[Entries from a dataset of interfaces]

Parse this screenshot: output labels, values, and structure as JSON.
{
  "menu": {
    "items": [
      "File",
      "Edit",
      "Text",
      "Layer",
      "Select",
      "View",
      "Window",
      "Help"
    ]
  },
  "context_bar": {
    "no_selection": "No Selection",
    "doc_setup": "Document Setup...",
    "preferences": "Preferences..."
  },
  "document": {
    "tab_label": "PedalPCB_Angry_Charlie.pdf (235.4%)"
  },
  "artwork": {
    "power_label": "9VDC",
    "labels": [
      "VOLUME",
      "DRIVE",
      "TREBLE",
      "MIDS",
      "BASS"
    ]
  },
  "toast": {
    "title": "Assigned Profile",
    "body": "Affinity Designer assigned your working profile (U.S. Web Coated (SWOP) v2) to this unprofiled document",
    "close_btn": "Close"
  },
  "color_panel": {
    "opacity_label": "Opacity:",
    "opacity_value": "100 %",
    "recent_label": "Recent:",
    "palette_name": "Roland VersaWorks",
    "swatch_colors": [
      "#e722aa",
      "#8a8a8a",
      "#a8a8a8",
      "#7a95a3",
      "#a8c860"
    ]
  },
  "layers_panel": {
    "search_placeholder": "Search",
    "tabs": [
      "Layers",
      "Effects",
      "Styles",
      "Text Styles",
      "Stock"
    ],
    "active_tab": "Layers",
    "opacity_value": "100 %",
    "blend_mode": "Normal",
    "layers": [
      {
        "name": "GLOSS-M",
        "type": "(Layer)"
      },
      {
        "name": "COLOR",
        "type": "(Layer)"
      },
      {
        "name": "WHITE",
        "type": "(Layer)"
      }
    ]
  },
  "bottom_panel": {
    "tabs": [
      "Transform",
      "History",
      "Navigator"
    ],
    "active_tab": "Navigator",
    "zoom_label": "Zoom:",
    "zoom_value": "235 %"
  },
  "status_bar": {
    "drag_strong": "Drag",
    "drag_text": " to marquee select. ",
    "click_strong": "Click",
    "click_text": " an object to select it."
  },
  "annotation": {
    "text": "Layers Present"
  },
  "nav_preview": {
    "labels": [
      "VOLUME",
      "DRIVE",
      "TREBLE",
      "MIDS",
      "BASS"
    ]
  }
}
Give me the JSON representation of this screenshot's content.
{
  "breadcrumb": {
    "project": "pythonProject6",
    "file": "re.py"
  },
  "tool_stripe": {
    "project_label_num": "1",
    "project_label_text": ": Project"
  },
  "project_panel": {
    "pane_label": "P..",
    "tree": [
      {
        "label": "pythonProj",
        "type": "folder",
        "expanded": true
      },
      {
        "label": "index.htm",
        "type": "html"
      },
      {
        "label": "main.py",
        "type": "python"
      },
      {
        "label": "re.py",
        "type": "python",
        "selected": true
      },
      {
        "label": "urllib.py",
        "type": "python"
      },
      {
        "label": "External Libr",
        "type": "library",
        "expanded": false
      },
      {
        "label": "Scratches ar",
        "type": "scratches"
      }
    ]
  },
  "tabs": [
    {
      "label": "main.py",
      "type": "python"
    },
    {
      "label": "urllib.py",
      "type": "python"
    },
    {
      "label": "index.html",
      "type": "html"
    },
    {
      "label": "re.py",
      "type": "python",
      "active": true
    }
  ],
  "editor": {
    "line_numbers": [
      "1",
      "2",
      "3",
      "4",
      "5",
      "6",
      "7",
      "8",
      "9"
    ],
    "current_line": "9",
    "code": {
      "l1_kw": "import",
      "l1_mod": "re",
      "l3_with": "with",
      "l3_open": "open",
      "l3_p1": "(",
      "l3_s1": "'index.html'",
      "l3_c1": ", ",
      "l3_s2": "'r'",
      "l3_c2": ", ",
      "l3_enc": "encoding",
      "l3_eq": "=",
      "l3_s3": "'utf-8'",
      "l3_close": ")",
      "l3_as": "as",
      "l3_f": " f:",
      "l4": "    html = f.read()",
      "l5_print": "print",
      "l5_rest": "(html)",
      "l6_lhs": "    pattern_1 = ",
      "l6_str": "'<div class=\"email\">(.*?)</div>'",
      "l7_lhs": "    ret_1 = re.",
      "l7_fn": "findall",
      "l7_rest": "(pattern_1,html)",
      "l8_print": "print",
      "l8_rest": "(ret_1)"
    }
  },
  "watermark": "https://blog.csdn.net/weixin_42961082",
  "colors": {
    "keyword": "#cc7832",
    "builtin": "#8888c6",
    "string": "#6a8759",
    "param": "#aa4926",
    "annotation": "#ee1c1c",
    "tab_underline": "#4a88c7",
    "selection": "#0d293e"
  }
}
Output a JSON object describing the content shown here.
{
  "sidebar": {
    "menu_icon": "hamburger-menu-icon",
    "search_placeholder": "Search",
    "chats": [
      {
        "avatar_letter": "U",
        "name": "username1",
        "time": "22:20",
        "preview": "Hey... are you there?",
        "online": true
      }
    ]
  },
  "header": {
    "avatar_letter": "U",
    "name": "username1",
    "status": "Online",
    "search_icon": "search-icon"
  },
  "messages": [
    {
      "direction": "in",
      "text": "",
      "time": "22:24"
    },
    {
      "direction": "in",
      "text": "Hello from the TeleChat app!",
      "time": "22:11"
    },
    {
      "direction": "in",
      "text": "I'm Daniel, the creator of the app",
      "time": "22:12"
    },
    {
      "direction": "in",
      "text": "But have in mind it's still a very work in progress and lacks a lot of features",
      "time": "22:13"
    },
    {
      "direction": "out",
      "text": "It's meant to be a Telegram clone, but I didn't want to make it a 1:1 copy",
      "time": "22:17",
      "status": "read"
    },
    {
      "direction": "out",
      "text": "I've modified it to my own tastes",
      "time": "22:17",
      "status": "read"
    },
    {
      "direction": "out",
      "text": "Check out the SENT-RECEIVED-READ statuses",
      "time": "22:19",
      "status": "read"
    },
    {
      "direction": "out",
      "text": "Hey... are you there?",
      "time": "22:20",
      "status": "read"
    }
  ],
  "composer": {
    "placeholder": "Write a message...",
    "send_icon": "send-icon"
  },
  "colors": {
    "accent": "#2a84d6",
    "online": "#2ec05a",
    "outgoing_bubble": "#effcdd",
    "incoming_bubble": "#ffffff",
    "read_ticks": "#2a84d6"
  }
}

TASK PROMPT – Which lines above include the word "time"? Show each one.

TASK RESPONSE –
        "time": "22:20",
      "time": "22:24"
      "time": "22:11"
      "time": "22:12"
      "time": "22:13"
      "time": "22:17",
      "time": "22:17",
      "time": "22:19",
      "time": "22:20",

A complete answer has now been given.